Under these circumstances, my ability to think clearly and to write — the incessant driver of my life for the last five years — finally started to desert me, and on Friday last week (the day after I finally received an arterial scan), the consultant at Lewisham found me a bed on a ward with a great view over Ladywell Fields, the landscaped park that flanks the Ravensbourne river as it makes it way down to Deptford to meet tthe great body of the Thames.

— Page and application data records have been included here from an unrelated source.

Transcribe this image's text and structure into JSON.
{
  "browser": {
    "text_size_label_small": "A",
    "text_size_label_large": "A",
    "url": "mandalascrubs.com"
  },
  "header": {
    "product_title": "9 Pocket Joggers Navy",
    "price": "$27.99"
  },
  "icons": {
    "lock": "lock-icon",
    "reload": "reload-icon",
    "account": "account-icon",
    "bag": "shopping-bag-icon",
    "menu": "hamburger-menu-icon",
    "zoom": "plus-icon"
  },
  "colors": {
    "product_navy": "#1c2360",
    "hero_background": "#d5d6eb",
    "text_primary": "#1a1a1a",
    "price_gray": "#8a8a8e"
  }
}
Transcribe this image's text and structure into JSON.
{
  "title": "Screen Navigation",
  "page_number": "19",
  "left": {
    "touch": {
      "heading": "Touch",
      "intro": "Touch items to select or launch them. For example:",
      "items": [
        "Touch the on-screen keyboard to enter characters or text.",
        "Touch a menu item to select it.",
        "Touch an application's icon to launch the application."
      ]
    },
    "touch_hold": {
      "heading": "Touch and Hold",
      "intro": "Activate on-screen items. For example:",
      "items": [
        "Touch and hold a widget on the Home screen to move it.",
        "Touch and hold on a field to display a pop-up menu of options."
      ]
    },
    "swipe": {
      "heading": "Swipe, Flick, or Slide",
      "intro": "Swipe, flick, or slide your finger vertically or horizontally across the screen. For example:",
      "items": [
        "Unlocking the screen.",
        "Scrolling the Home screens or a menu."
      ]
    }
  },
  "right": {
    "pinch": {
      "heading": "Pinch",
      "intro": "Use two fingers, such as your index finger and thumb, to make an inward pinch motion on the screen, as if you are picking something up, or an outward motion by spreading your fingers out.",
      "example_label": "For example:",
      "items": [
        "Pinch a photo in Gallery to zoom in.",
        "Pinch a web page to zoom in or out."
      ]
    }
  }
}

Away from my computer, I had the opportunity to reflect on how well the NHS is operating, as the axe wielded by the coalition government hangs over it, and how the last thing it needs is the kind of unprecedented top-down reorganization proposed by health minister Andrew Lansley, whereby consortia of GPs — assisted by the Tories’ private sector chums, of courtse — will be responsible for managing the hospitals’ £80 bn budget, distributing contracts on a competitive basis that is intended to break up and effectively privatize the NHS.
After two days, I was referrred on to St. Thomas’s Hospital on the Thames, directly opposite the Houses of Parliament, where, after an ambulance journey with two dedicated public servants, who were proud of their jobs and fearful of the government’s intentions, I was greeted warmly and processed efficiently in a buzzing A&E department, and then taken up to a room in a ward on the 10th floor with the most amazing view of the Houses of Parliament — hence the photos, and my mention of the view from my bedroom in the title of this article — while doctors and consultants began working out how to redirect the flow of blood to my starved and damaged toes, which, it has become apparent, was blocked because of minor arterial damage elsewhere in my body.
However, although I’m now being thoroughly monitored by professionals — and being given painkillers by professionals — the pain has still not gone away, an unbroken night’s sleep is still an inaccessible memory, and I’m waiting to see if body scans, a course of blood-thinning drugs and another course of artery-expanding infusions will actually bring life back to my toes and sleep back to my life.
With a new-found respect for life — through the sudden loss of my father, the temporary amnesia of my mother and my own intimations of mortality — I have finally put aside the last vestige of my self image as some sort of youthful revolutionary, a mirage which many people my age will recognize, but which in my case proved surprisingly resistant to common sense — at least as far as smoking was concerned, which I continued to enjoy and to endorse enthusiastically up until last Friday, even though it undoubtedly contributed to my current problems. I gave up drinking alcohol three years ago, which was easy, but continues to impress many people I meet, who struggle with their own intake, but on smoking I was way behind the pack, often the only addict sneaking out the back to sustain a habit that was increasingly shorn of all its false glamour.
The most demonstrable example of my belated maturity took place at noon on Friday March 18, when, after 29 years of life as an enthusiastic chain smoker, I smoked my last ever cigarette outside Lewisham Hospital.